Prompt. For the records below, give the number of lines containing the word "here" and no other text.

Dataset excerpts
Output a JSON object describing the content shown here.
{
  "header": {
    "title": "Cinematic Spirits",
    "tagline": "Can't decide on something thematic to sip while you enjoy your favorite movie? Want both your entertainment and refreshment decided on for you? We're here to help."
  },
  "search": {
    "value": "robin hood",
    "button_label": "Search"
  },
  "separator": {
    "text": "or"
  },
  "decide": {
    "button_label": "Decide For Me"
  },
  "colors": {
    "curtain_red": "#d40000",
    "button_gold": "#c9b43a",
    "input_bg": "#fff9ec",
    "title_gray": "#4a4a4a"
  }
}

Solution to this problem. 2